-- WHAT THIS TASK INVOLVES --
Across the entries, how many lines have the string "screenshot" in them? Reply with only a number.

START SUPPLIED INFORMATION

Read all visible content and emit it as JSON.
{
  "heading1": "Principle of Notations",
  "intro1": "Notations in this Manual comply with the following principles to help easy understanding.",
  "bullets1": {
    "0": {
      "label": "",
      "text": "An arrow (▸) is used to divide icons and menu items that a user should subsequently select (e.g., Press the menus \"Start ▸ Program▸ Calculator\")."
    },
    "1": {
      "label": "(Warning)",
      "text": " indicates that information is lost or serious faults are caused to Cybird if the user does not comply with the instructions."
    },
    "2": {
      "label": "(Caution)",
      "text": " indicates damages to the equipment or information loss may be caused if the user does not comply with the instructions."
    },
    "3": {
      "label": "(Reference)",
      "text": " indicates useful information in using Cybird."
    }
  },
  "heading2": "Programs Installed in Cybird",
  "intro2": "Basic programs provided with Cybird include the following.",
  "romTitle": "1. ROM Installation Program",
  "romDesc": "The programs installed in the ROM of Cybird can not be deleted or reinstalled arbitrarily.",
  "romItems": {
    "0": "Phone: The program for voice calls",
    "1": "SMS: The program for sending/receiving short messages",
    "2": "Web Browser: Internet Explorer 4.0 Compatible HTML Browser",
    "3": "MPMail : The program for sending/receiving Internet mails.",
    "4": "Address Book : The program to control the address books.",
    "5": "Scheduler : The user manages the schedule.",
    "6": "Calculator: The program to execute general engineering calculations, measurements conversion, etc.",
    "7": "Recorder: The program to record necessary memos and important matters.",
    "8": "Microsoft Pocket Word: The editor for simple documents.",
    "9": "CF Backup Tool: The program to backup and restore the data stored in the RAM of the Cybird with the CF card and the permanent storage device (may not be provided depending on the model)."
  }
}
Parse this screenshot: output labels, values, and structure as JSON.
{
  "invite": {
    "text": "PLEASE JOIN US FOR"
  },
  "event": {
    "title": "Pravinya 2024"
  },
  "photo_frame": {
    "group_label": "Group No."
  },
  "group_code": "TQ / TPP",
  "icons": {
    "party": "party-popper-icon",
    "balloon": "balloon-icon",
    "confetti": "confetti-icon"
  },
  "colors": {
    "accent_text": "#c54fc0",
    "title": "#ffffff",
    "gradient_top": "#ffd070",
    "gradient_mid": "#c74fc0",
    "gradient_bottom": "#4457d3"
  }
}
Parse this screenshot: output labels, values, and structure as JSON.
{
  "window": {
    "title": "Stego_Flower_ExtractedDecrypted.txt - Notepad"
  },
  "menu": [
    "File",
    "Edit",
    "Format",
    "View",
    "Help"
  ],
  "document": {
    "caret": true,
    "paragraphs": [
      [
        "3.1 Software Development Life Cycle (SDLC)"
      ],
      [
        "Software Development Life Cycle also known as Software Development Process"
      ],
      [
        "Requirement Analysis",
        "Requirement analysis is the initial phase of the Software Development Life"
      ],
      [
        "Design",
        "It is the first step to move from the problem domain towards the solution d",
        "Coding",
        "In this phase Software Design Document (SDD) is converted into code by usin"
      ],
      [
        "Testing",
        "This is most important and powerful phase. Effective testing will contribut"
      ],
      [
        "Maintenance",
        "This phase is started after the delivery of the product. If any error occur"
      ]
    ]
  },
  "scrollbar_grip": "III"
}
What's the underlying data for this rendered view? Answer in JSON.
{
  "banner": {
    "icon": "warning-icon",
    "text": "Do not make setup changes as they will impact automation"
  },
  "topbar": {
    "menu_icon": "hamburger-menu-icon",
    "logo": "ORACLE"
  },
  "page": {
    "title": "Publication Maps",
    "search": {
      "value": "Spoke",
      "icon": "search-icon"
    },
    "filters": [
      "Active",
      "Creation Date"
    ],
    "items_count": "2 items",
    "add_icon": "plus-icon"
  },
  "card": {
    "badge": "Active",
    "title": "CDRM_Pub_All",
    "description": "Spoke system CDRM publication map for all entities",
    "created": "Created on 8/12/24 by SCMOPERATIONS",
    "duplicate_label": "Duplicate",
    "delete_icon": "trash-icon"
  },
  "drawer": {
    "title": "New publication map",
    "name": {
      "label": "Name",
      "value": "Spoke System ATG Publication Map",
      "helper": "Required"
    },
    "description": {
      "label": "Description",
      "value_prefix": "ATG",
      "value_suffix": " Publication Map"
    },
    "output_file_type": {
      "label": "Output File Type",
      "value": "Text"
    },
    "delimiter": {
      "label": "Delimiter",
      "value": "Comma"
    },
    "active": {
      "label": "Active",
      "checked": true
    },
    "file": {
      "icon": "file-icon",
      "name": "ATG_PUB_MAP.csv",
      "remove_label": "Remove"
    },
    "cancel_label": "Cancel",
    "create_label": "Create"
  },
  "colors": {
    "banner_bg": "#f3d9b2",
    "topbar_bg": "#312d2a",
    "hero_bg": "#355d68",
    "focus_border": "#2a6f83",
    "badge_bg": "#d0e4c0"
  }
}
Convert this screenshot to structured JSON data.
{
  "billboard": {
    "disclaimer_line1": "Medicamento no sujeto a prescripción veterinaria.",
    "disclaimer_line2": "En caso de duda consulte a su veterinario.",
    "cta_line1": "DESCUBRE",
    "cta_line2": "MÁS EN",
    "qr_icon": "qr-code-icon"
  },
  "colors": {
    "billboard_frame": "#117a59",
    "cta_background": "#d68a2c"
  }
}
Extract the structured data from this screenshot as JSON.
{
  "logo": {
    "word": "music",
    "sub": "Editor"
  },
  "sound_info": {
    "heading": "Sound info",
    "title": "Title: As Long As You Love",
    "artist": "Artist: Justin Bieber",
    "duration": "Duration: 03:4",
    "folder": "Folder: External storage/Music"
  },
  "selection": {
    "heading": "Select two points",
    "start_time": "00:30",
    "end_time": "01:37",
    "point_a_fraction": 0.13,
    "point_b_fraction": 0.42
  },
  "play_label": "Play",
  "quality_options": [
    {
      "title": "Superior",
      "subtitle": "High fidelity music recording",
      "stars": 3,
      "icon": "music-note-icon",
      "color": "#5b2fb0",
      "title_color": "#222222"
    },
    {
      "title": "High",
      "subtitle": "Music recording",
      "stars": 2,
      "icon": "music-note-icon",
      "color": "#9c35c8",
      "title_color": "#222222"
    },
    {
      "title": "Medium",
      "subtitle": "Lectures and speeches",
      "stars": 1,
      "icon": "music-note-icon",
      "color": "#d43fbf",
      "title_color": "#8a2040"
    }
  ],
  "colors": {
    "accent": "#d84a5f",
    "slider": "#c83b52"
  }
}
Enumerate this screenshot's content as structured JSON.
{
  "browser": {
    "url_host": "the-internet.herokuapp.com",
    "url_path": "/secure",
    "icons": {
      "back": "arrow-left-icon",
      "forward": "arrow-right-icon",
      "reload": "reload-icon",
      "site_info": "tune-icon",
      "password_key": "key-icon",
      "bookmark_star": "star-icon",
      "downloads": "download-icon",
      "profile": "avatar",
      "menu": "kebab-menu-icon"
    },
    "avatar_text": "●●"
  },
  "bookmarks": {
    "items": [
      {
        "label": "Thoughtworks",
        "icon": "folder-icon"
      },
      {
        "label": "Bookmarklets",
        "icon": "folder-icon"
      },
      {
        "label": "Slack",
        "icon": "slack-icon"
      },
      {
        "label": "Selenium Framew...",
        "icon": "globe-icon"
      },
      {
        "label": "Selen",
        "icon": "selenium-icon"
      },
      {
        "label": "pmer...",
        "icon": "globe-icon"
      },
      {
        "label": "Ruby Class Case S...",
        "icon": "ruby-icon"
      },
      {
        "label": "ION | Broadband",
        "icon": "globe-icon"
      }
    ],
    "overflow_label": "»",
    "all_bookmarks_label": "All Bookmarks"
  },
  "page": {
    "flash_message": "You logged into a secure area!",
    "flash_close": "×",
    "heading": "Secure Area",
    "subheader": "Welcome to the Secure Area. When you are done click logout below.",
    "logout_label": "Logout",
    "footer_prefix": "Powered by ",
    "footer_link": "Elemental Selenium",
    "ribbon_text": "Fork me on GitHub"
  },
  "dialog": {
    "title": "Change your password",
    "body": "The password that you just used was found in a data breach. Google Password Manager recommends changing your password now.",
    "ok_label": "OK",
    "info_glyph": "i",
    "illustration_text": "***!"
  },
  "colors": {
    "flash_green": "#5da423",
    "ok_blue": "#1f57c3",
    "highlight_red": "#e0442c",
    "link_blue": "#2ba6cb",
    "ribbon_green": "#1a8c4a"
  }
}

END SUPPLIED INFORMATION

-- PROBLEM SOLUTION --
5